[Essential Algorithms, Second Edition]

[The Modern C# Challenge]

[WPF 3d, Three-Dimensional Graphics with WPF and C#]

[The C# Helper Top 100]

[Interview Puzzles Dissected]

[C# 24-Hour Trainer]

[Beginning Software Engineering]

[C# 5.0 Programmer's Reference]

[MCSD Certification Toolkit (Exam 70-483): Programming in C#]

Title: Display Unicode symbols in C#

[Display Unicode symbols in C#]

This example shows how you can display Unicode symbols in a C# program.

Unicode (aka Uni-mess) lets you represent fonts that contain a large number of characters in more than one byte per symbol. For example, Chinese, Japanese, Cyrillic, and Arabic fonts use Unicode to display more than the 255 characters that can fit in simple one-byte ASCII codes.

Even those of us who don't typically deal with these fonts can sometimes find Unicode characters handy. For example, Unicode can represent lots of special symbols such as ∞, ≈, and ∑.

There are several ways you can use Unicode in your programs. If you know a character's code, you can add it to character or string literals using an escape sequence of the form:
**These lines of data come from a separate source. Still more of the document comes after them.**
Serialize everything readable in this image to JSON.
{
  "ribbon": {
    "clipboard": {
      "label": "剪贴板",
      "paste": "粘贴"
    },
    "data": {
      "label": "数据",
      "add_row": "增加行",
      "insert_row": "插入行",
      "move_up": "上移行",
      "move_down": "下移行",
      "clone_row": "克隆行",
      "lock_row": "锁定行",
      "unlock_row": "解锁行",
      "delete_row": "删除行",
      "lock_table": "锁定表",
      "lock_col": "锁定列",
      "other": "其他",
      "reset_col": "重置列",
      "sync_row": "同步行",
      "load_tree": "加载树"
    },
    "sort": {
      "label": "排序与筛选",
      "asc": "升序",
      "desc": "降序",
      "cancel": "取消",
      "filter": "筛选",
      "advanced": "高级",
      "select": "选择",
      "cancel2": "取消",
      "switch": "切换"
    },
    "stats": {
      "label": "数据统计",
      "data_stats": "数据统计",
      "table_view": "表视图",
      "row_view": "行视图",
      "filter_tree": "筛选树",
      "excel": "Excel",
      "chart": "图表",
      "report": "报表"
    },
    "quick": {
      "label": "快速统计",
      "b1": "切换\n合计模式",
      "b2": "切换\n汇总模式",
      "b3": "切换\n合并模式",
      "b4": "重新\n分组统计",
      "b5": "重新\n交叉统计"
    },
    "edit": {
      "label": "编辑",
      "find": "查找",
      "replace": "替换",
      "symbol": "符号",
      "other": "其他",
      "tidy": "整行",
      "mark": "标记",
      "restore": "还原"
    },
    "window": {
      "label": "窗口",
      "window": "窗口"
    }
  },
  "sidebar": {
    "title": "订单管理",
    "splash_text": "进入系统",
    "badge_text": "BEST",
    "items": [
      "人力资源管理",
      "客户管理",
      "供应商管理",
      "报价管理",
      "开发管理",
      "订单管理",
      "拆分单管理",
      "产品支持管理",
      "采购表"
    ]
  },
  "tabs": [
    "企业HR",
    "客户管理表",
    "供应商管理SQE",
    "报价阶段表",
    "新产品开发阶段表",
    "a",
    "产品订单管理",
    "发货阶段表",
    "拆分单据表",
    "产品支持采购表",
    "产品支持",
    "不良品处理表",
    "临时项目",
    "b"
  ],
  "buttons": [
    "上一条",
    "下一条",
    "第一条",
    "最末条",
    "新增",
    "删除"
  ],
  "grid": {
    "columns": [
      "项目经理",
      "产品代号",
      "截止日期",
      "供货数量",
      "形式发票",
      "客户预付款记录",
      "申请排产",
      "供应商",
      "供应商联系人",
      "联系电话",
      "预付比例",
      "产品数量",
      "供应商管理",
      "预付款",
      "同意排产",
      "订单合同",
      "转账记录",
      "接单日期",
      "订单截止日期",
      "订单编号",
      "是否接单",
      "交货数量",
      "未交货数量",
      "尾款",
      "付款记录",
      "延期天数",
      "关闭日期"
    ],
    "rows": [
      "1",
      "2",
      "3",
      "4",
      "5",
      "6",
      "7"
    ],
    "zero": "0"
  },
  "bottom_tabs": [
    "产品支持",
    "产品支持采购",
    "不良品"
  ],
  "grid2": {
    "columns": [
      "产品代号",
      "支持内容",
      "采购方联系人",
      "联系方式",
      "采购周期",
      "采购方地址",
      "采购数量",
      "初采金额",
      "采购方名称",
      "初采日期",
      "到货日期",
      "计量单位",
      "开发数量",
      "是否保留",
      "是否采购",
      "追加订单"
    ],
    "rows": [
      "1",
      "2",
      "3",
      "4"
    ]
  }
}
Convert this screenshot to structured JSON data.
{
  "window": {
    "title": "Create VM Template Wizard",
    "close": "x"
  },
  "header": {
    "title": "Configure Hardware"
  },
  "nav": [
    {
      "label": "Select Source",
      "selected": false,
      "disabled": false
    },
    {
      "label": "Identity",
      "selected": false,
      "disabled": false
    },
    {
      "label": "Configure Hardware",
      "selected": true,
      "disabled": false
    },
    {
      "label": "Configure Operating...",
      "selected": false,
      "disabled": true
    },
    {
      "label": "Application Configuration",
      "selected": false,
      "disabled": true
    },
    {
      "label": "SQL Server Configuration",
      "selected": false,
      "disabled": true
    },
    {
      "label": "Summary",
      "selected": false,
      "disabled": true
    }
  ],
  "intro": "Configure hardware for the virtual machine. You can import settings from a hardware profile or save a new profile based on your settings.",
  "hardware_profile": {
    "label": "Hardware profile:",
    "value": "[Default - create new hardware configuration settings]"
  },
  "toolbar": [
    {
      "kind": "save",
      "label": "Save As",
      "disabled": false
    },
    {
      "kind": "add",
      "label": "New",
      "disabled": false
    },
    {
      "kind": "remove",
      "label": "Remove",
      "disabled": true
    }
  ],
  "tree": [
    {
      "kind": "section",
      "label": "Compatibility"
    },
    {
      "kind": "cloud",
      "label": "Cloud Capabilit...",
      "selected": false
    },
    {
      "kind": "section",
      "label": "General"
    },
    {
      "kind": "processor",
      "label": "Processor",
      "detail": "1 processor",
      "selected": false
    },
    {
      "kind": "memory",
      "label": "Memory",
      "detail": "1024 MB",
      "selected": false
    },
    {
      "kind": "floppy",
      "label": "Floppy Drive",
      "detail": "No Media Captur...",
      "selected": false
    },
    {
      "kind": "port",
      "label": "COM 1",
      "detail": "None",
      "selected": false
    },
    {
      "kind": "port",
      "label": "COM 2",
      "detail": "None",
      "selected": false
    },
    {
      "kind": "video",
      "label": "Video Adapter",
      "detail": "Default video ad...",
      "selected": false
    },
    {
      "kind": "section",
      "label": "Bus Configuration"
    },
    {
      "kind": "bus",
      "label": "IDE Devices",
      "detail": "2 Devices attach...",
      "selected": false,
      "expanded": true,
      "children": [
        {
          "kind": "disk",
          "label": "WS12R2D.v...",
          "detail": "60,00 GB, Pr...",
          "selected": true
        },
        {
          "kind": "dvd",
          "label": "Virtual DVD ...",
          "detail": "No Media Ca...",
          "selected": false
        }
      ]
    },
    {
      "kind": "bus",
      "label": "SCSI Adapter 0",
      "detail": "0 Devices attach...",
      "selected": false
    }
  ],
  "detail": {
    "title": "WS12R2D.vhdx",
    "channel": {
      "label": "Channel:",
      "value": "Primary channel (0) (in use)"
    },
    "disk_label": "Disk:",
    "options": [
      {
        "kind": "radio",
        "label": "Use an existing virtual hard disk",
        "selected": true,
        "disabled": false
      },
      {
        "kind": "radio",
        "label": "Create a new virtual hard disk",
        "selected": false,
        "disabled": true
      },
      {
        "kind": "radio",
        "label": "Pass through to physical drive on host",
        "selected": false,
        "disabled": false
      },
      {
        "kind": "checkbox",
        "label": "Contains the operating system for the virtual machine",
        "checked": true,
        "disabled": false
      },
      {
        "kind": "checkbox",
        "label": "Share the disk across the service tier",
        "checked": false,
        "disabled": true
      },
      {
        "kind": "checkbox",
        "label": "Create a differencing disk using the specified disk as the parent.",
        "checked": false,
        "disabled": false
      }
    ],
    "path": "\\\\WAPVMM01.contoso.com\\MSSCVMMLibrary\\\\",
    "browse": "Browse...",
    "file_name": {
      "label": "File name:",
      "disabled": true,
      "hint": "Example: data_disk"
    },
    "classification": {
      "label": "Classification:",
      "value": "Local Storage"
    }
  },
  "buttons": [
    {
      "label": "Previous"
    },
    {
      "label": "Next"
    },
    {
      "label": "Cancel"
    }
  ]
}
\uXXXX

As in the following code:

label1.Text = "\u0460";

You can also cast a numeric value into a Unicode character as in:

char ch = (char)0x460;

These methods are useful, but require you to know a character's code. You can also copy and paste Unicode characters directly into Visual Studio. Use Word, WordPad, or some other program to create the character you want. You can even select characters from a web page in your browser. Then copy and paste it into Visual Studio inside a character or string literal. You can even paste values into the Properties window to set a control's Text property at design time.

This example displays a Label and a TextBox that shows special symbols assigned at design time. It also uses the following code to generate more symbols at run time. (Note that the special symbols don't work well in this HTML page so I've replaced them with ☐ symbols.)

private void Form1_Load(object sender, EventArgs e) { label2.Text = "\u0460☐☐☐☐☐☐☐☐☐☐☐☐☐☐☐☐☐☐☐☐☐☐☐☐☐☐"; textBox2.Text = "\u0460☐☐☐☐☐☐☐☐☐☐☐☐☐☐☐☐☐☐☐☐☐☐☐☐☐☐"; string txt = ""; for (int i = 0x460; i < 0x470; i++) { txt += (char)i; } label3.Text = txt; }

The code first sets the text displayed in label2 and label3 equal to string literals. It then uses a loop to build a string containing Unicode characters 0x460 through 0x470 and displays them in the control label3.

The code also displays a Label and a TextBox with Unicode set at design time.

Download the example to experiment with it and to see additional details.

© 2009-2022 Rocky Mountain Computer Consulting, Inc. All rights reserved.